# PROBLEM TO SOLVE
Write the records out again exactly as they read, dropping any picture they hold.

# ENTRIES SHOWN
****
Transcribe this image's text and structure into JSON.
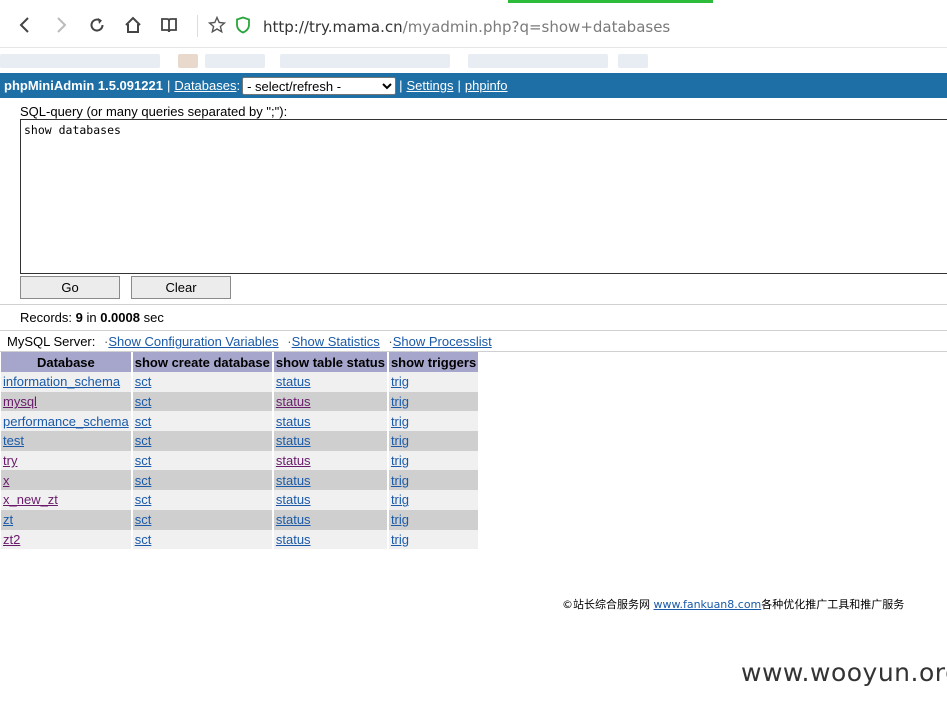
{
  "browser": {
    "url_host": "http://try.mama.cn",
    "url_path": "/myadmin.php?q=show+databases",
    "loadbar_color": "#2dbb3a"
  },
  "header": {
    "app_title": "phpMiniAdmin 1.5.091221",
    "databases_link": "Databases",
    "colon": ":",
    "select_value": "- select/refresh -",
    "settings_link": "Settings",
    "phpinfo_link": "phpinfo",
    "bg_color": "#1d6fa6"
  },
  "query": {
    "label": "SQL-query (or many queries separated by \";\"):",
    "value": "show databases",
    "go_label": "Go",
    "clear_label": "Clear"
  },
  "records": {
    "prefix": "Records: ",
    "count": "9",
    "mid": " in ",
    "time": "0.0008",
    "suffix": " sec"
  },
  "server": {
    "label": "MySQL Server:",
    "links": [
      "Show Configuration Variables",
      "Show Statistics",
      "Show Processlist"
    ]
  },
  "table": {
    "headers": [
      "Database",
      "show create database",
      "show table status",
      "show triggers"
    ],
    "rows": [
      {
        "db": "information_schema",
        "sct": "sct",
        "status": "status",
        "trig": "trig",
        "db_visited": false,
        "status_visited": false
      },
      {
        "db": "mysql",
        "sct": "sct",
        "status": "status",
        "trig": "trig",
        "db_visited": true,
        "status_visited": true
      },
      {
        "db": "performance_schema",
        "sct": "sct",
        "status": "status",
        "trig": "trig",
        "db_visited": false,
        "status_visited": false
      },
      {
        "db": "test",
        "sct": "sct",
        "status": "status",
        "trig": "trig",
        "db_visited": false,
        "status_visited": false
      },
      {
        "db": "try",
        "sct": "sct",
        "status": "status",
        "trig": "trig",
        "db_visited": true,
        "status_visited": true
      },
      {
        "db": "x",
        "sct": "sct",
        "status": "status",
        "trig": "trig",
        "db_visited": true,
        "status_visited": false
      },
      {
        "db": "x_new_zt",
        "sct": "sct",
        "status": "status",
        "trig": "trig",
        "db_visited": true,
        "status_visited": false
      },
      {
        "db": "zt",
        "sct": "sct",
        "status": "status",
        "trig": "trig",
        "db_visited": false,
        "status_visited": false
      },
      {
        "db": "zt2",
        "sct": "sct",
        "status": "status",
        "trig": "trig",
        "db_visited": true,
        "status_visited": false
      }
    ]
  },
  "footer": {
    "prefix": "©站长综合服务网 ",
    "link": "www.fankuan8.com",
    "suffix": "各种优化推广工具和推广服务"
  },
  "watermark": "www.wooyun.org"
}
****
# ANSWER TO THIS PROBLEM
Transcribe this image's text and structure into JSON.
{
  "browser": {
    "url_host": "http://try.mama.cn",
    "url_path": "/myadmin.php?q=show+databases",
    "loadbar_color": "#2dbb3a"
  },
  "header": {
    "app_title": "phpMiniAdmin 1.5.091221",
    "databases_link": "Databases",
    "colon": ":",
    "select_value": "- select/refresh -",
    "settings_link": "Settings",
    "phpinfo_link": "phpinfo",
    "bg_color": "#1d6fa6"
  },
  "query": {
    "label": "SQL-query (or many queries separated by \";\"):",
    "value": "show databases",
    "go_label": "Go",
    "clear_label": "Clear"
  },
  "records": {
    "prefix": "Records: ",
    "count": "9",
    "mid": " in ",
    "time": "0.0008",
    "suffix": " sec"
  },
  "server": {
    "label": "MySQL Server:",
    "links": [
      "Show Configuration Variables",
      "Show Statistics",
      "Show Processlist"
    ]
  },
  "table": {
    "headers": [
      "Database",
      "show create database",
      "show table status",
      "show triggers"
    ],
    "rows": [
      {
        "db": "information_schema",
        "sct": "sct",
        "status": "status",
        "trig": "trig",
        "db_visited": false,
        "status_visited": false
      },
      {
        "db": "mysql",
        "sct": "sct",
        "status": "status",
        "trig": "trig",
        "db_visited": true,
        "status_visited": true
      },
      {
        "db": "performance_schema",
        "sct": "sct",
        "status": "status",
        "trig": "trig",
        "db_visited": false,
        "status_visited": false
      },
      {
        "db": "test",
        "sct": "sct",
        "status": "status",
        "trig": "trig",
        "db_visited": false,
        "status_visited": false
      },
      {
        "db": "try",
        "sct": "sct",
        "status": "status",
        "trig": "trig",
        "db_visited": true,
        "status_visited": true
      },
      {
        "db": "x",
        "sct": "sct",
        "status": "status",
        "trig": "trig",
        "db_visited": true,
        "status_visited": false
      },
      {
        "db": "x_new_zt",
        "sct": "sct",
        "status": "status",
        "trig": "trig",
        "db_visited": true,
        "status_visited": false
      },
      {
        "db": "zt",
        "sct": "sct",
        "status": "status",
        "trig": "trig",
        "db_visited": false,
        "status_visited": false
      },
      {
        "db": "zt2",
        "sct": "sct",
        "status": "status",
        "trig": "trig",
        "db_visited": true,
        "status_visited": false
      }
    ]
  },
  "footer": {
    "prefix": "©站长综合服务网 ",
    "link": "www.fankuan8.com",
    "suffix": "各种优化推广工具和推广服务"
  },
  "watermark": "www.wooyun.org"
}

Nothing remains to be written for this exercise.